EXERCISE INSTRUCTIONS: Tell how many lines in the data below include the word "title". The answer is the number only.

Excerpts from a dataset
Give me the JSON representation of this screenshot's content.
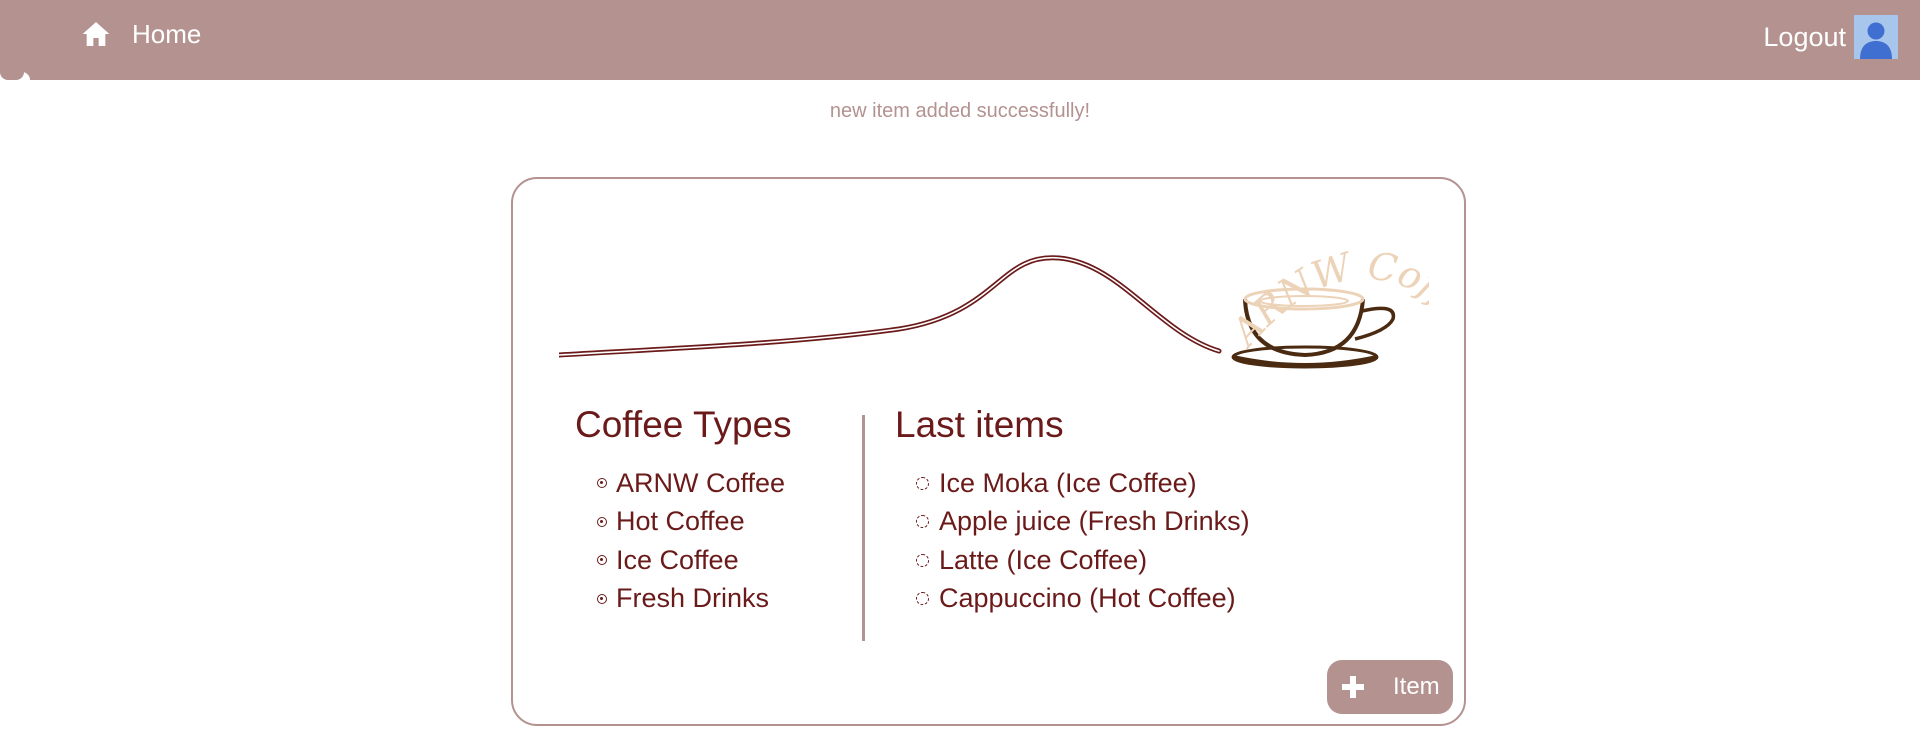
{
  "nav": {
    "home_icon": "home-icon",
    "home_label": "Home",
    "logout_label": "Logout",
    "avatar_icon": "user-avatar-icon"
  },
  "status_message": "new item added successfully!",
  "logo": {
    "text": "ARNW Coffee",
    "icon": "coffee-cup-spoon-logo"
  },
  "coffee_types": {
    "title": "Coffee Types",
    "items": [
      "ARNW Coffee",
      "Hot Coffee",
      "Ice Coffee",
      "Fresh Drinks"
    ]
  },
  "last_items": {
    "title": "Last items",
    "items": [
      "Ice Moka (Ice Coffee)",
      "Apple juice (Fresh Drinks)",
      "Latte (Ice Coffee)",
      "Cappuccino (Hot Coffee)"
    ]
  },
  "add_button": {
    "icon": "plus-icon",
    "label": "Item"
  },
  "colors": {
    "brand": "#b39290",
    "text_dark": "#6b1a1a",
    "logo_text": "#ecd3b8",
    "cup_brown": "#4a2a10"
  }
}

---

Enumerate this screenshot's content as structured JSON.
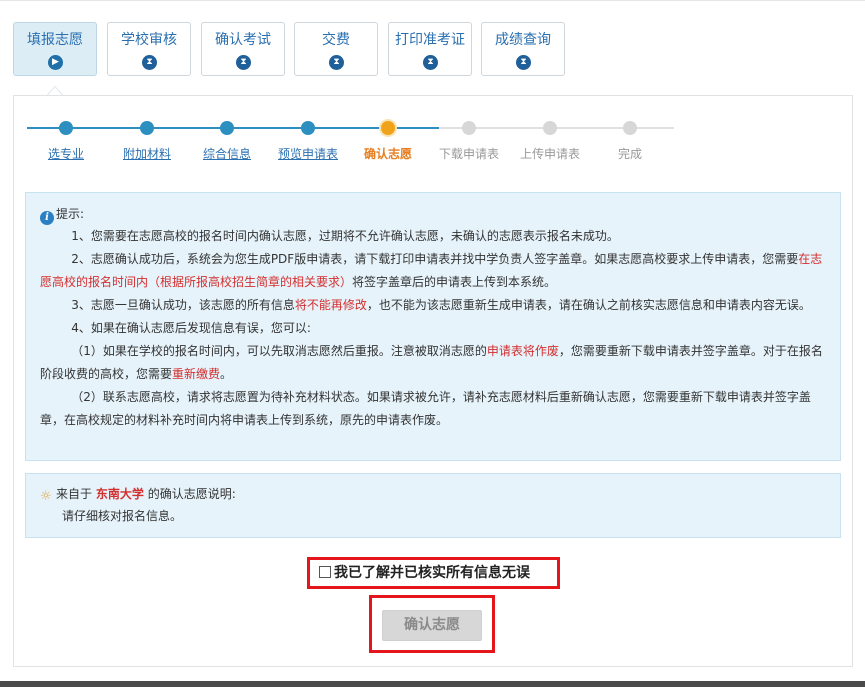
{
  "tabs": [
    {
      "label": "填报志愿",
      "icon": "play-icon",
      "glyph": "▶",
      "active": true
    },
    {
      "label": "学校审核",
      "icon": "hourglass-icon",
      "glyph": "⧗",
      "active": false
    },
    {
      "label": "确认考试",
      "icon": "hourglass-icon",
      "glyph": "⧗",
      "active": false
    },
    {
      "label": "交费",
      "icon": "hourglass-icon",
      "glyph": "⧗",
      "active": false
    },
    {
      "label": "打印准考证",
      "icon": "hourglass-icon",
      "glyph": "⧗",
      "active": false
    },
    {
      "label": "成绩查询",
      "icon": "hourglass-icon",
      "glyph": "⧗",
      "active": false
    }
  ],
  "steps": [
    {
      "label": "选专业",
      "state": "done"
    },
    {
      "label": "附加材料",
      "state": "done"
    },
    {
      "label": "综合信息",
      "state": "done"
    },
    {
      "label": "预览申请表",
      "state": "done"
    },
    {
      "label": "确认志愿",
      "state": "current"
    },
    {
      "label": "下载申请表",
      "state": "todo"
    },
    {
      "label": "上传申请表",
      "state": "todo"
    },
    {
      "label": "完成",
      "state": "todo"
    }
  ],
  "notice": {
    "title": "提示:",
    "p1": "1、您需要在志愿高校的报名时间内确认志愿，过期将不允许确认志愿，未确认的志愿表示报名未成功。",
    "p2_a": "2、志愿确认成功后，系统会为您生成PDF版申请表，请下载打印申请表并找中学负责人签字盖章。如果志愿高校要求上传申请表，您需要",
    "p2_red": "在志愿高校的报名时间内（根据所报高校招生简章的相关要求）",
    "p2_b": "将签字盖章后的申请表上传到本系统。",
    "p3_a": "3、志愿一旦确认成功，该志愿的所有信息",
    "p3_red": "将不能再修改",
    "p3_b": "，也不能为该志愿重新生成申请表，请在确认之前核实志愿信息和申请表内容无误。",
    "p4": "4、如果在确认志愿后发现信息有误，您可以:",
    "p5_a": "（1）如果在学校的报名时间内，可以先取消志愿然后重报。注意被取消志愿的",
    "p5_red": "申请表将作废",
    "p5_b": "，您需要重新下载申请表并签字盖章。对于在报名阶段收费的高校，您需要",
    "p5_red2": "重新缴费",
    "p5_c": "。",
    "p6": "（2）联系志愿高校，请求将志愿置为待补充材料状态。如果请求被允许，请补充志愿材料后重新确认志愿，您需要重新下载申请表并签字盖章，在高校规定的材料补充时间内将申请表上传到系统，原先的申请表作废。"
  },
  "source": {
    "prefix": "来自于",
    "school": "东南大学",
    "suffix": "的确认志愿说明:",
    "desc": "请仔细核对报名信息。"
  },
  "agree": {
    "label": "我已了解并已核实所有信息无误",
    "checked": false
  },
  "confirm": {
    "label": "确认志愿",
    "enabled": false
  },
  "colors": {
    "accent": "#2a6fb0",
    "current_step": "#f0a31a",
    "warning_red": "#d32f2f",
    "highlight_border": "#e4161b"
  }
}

RESULT: 3